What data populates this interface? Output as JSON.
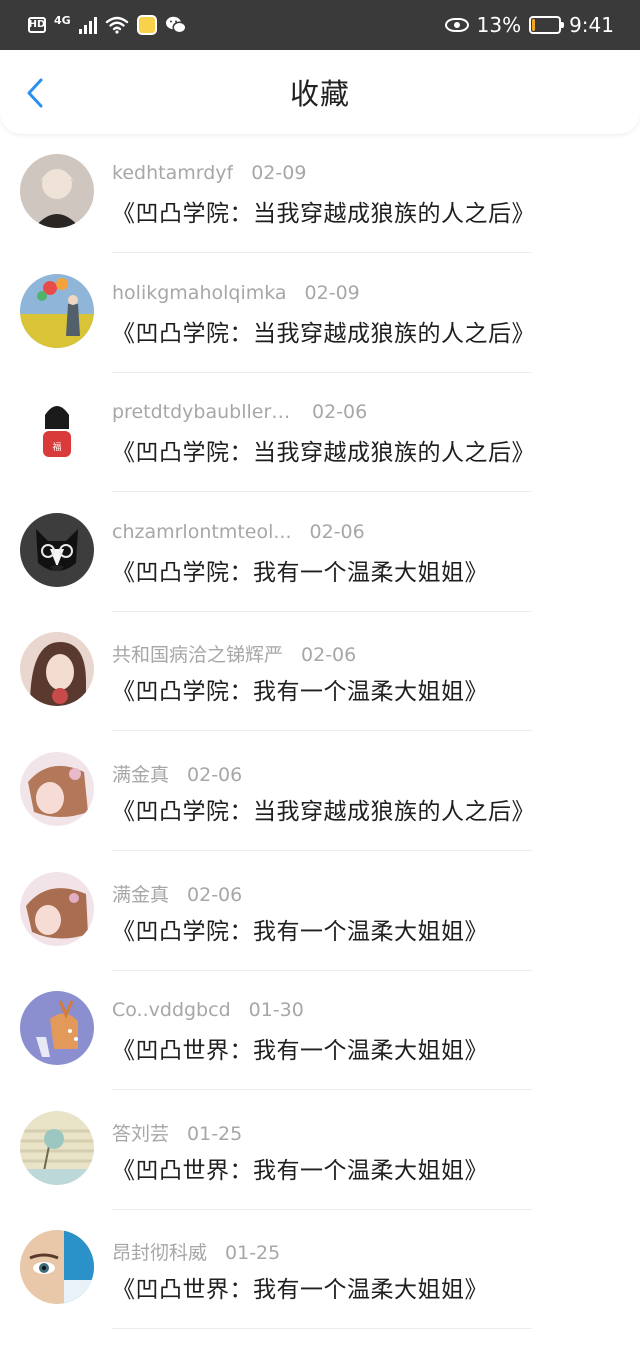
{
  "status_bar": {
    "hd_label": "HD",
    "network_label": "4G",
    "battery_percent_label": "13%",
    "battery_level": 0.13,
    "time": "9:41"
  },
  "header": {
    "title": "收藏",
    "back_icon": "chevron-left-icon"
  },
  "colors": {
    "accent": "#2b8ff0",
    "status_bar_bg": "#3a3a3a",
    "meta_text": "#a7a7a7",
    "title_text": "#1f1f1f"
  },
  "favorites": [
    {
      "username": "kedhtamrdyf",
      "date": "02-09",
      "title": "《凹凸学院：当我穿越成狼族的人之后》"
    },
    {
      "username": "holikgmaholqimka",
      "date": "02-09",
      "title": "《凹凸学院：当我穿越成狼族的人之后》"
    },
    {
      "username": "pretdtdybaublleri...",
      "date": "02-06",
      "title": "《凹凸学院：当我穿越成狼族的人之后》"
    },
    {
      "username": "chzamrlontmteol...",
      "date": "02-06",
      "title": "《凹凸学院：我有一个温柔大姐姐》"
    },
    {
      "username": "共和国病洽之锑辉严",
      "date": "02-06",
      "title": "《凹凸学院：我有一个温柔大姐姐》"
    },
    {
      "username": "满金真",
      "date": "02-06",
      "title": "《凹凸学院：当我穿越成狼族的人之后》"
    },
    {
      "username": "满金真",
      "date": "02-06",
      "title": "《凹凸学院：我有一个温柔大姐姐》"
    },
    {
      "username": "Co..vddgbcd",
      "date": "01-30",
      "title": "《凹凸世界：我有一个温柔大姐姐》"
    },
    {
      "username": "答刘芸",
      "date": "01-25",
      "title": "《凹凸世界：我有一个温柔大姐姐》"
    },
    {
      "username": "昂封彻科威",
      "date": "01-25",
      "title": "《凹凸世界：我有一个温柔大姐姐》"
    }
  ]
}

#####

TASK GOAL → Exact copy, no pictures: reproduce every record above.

ANSWER AREA →
What data populates this interface? Output as JSON.
{
  "status_bar": {
    "hd_label": "HD",
    "network_label": "4G",
    "battery_percent_label": "13%",
    "battery_level": 0.13,
    "time": "9:41"
  },
  "header": {
    "title": "收藏",
    "back_icon": "chevron-left-icon"
  },
  "colors": {
    "accent": "#2b8ff0",
    "status_bar_bg": "#3a3a3a",
    "meta_text": "#a7a7a7",
    "title_text": "#1f1f1f"
  },
  "favorites": [
    {
      "username": "kedhtamrdyf",
      "date": "02-09",
      "title": "《凹凸学院：当我穿越成狼族的人之后》"
    },
    {
      "username": "holikgmaholqimka",
      "date": "02-09",
      "title": "《凹凸学院：当我穿越成狼族的人之后》"
    },
    {
      "username": "pretdtdybaublleri...",
      "date": "02-06",
      "title": "《凹凸学院：当我穿越成狼族的人之后》"
    },
    {
      "username": "chzamrlontmteol...",
      "date": "02-06",
      "title": "《凹凸学院：我有一个温柔大姐姐》"
    },
    {
      "username": "共和国病洽之锑辉严",
      "date": "02-06",
      "title": "《凹凸学院：我有一个温柔大姐姐》"
    },
    {
      "username": "满金真",
      "date": "02-06",
      "title": "《凹凸学院：当我穿越成狼族的人之后》"
    },
    {
      "username": "满金真",
      "date": "02-06",
      "title": "《凹凸学院：我有一个温柔大姐姐》"
    },
    {
      "username": "Co..vddgbcd",
      "date": "01-30",
      "title": "《凹凸世界：我有一个温柔大姐姐》"
    },
    {
      "username": "答刘芸",
      "date": "01-25",
      "title": "《凹凸世界：我有一个温柔大姐姐》"
    },
    {
      "username": "昂封彻科威",
      "date": "01-25",
      "title": "《凹凸世界：我有一个温柔大姐姐》"
    }
  ]
}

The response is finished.